The South African labour market is, after the enactment of the Constitution of the Republic of South Africa and Bill of Rights, faced with the enormous challenge of limitations placed in the workplace to the constitutional guarantees. The limitations referred to are specific to the extent to which some institutions restrict the employee's rights to dignity, privacy and just administrative action. The perception of just administration questions evidence obtained by the use of lie detector (polygraph) tests comes under scrutiny as far as the admissibility and weight of such evidence is concerned.

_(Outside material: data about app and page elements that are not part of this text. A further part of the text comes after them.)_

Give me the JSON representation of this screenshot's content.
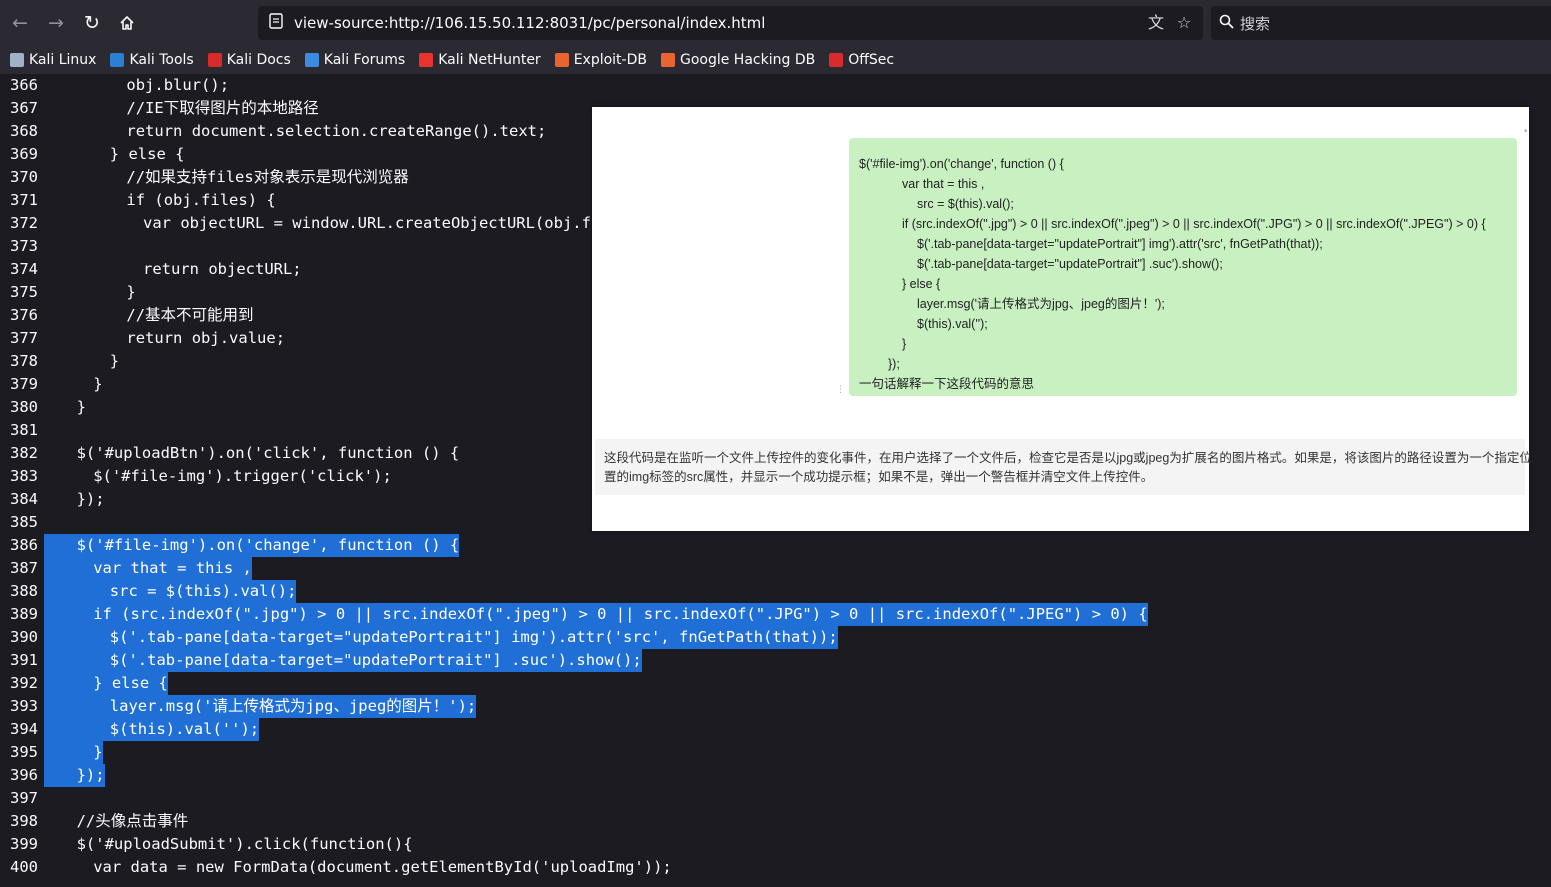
{
  "browser": {
    "url": "view-source:http://106.15.50.112:8031/pc/personal/index.html",
    "search_placeholder": "搜索",
    "icons": {
      "back": "arrow-left-icon",
      "forward": "arrow-right-icon",
      "reload": "reload-icon",
      "home": "home-icon",
      "page": "page-info-icon",
      "translate": "translate-icon",
      "bookmark": "star-icon",
      "search": "search-icon"
    }
  },
  "bookmarks": [
    {
      "label": "Kali Linux",
      "icon": "kali-dragon-icon",
      "color": "#9fb3c8"
    },
    {
      "label": "Kali Tools",
      "icon": "kali-tools-icon",
      "color": "#2d7fd3"
    },
    {
      "label": "Kali Docs",
      "icon": "kali-docs-icon",
      "color": "#d92b2b"
    },
    {
      "label": "Kali Forums",
      "icon": "kali-forums-icon",
      "color": "#3b8be0"
    },
    {
      "label": "Kali NetHunter",
      "icon": "nethunter-icon",
      "color": "#e8332f"
    },
    {
      "label": "Exploit-DB",
      "icon": "exploit-db-icon",
      "color": "#e8652f"
    },
    {
      "label": "Google Hacking DB",
      "icon": "ghdb-icon",
      "color": "#e8652f"
    },
    {
      "label": "OffSec",
      "icon": "offsec-icon",
      "color": "#d92b2b"
    }
  ],
  "source_lines": [
    {
      "n": "366",
      "indent": 8,
      "text": "obj.blur();",
      "sel": false
    },
    {
      "n": "367",
      "indent": 8,
      "text": "//IE下取得图片的本地路径",
      "sel": false
    },
    {
      "n": "368",
      "indent": 8,
      "text": "return document.selection.createRange().text;",
      "sel": false
    },
    {
      "n": "369",
      "indent": 6,
      "text": "} else {",
      "sel": false
    },
    {
      "n": "370",
      "indent": 8,
      "text": "//如果支持files对象表示是现代浏览器",
      "sel": false
    },
    {
      "n": "371",
      "indent": 8,
      "text": "if (obj.files) {",
      "sel": false
    },
    {
      "n": "372",
      "indent": 10,
      "text": "var objectURL = window.URL.createObjectURL(obj.files[0]);",
      "sel": false
    },
    {
      "n": "373",
      "indent": 0,
      "text": "",
      "sel": false
    },
    {
      "n": "374",
      "indent": 10,
      "text": "return objectURL;",
      "sel": false
    },
    {
      "n": "375",
      "indent": 8,
      "text": "}",
      "sel": false
    },
    {
      "n": "376",
      "indent": 8,
      "text": "//基本不可能用到",
      "sel": false
    },
    {
      "n": "377",
      "indent": 8,
      "text": "return obj.value;",
      "sel": false
    },
    {
      "n": "378",
      "indent": 6,
      "text": "}",
      "sel": false
    },
    {
      "n": "379",
      "indent": 4,
      "text": "}",
      "sel": false
    },
    {
      "n": "380",
      "indent": 2,
      "text": "}",
      "sel": false
    },
    {
      "n": "381",
      "indent": 0,
      "text": "",
      "sel": false
    },
    {
      "n": "382",
      "indent": 2,
      "text": "$('#uploadBtn').on('click', function () {",
      "sel": false
    },
    {
      "n": "383",
      "indent": 4,
      "text": "$('#file-img').trigger('click');",
      "sel": false
    },
    {
      "n": "384",
      "indent": 2,
      "text": "});",
      "sel": false
    },
    {
      "n": "385",
      "indent": 0,
      "text": "",
      "sel": false
    },
    {
      "n": "386",
      "indent": 2,
      "text": "$('#file-img').on('change', function () {",
      "sel": true
    },
    {
      "n": "387",
      "indent": 4,
      "text": "var that = this ,",
      "sel": true
    },
    {
      "n": "388",
      "indent": 6,
      "text": "src = $(this).val();",
      "sel": true
    },
    {
      "n": "389",
      "indent": 4,
      "text": "if (src.indexOf(\".jpg\") > 0 || src.indexOf(\".jpeg\") > 0 || src.indexOf(\".JPG\") > 0 || src.indexOf(\".JPEG\") > 0) {",
      "sel": true
    },
    {
      "n": "390",
      "indent": 6,
      "text": "$('.tab-pane[data-target=\"updatePortrait\"] img').attr('src', fnGetPath(that));",
      "sel": true
    },
    {
      "n": "391",
      "indent": 6,
      "text": "$('.tab-pane[data-target=\"updatePortrait\"] .suc').show();",
      "sel": true
    },
    {
      "n": "392",
      "indent": 4,
      "text": "} else {",
      "sel": true
    },
    {
      "n": "393",
      "indent": 6,
      "text": "layer.msg('请上传格式为jpg、jpeg的图片！');",
      "sel": true
    },
    {
      "n": "394",
      "indent": 6,
      "text": "$(this).val('');",
      "sel": true
    },
    {
      "n": "395",
      "indent": 4,
      "text": "}",
      "sel": true
    },
    {
      "n": "396",
      "indent": 2,
      "text": "});",
      "sel": true
    },
    {
      "n": "397",
      "indent": 0,
      "text": "",
      "sel": false
    },
    {
      "n": "398",
      "indent": 2,
      "text": "//头像点击事件",
      "sel": false
    },
    {
      "n": "399",
      "indent": 2,
      "text": "$('#uploadSubmit').click(function(){",
      "sel": false
    },
    {
      "n": "400",
      "indent": 4,
      "text": "var data = new FormData(document.getElementById('uploadImg'));",
      "sel": false
    }
  ],
  "chat": {
    "question_code": [
      "$('#file-img').on('change', function () {",
      "var that = this ,",
      "src = $(this).val();",
      "if (src.indexOf(\".jpg\") > 0 || src.indexOf(\".jpeg\") > 0 || src.indexOf(\".JPG\") > 0 || src.indexOf(\".JPEG\") > 0) {",
      "$('.tab-pane[data-target=\"updatePortrait\"] img').attr('src', fnGetPath(that));",
      "$('.tab-pane[data-target=\"updatePortrait\"] .suc').show();",
      "} else {",
      "layer.msg('请上传格式为jpg、jpeg的图片！');",
      "$(this).val('');",
      "}",
      "});"
    ],
    "question_text": "一句话解释一下这段代码的意思",
    "answer_line1": "这段代码是在监听一个文件上传控件的变化事件，在用户选择了一个文件后，检查它是否是以jpg或jpeg为扩展名的图片格式。如果是，将该图片的路径设置为一个指定位",
    "answer_line2": "置的img标签的src属性，并显示一个成功提示框；如果不是，弹出一个警告框并清空文件上传控件。",
    "colors": {
      "bubble": "#c8f0c1",
      "answer_bg": "#f4f4f5"
    }
  },
  "colors": {
    "selection": "#1f6fd6",
    "page_bg": "#1c1b22",
    "toolbar_bg": "#2b2a33"
  }
}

This research paper will recommend and conclude the following: 1. Constitutional guarantees are sacrosanct as enshrined in Sections 8(2),10,12,14,23,25. 39 2. In the absence of SA legislation the common law has developed to the level where the jurisprudence have accepted polygraph testing as admissible when certain conditions are met inter alia: Polygrapher must be registered and qualified; the consent of the employee must be given before test are conducted; the test are used to corroborate evidence such as for example circumstantial evidence. 3. The South African Qualification Authority development of unit standards is an indication of the acceptance of Polygraph testing in the South African Labour Law sphere. 4. The private sectors in South Africa are utilizing these tests in the absence of policies and procedures in the workplace, hence the need for directives, policies and procedures to guide against the abuse or misuse. 5. That polygraph testing have developed to a level of sufficient acceptance in the workplace.

Includes bibliographical references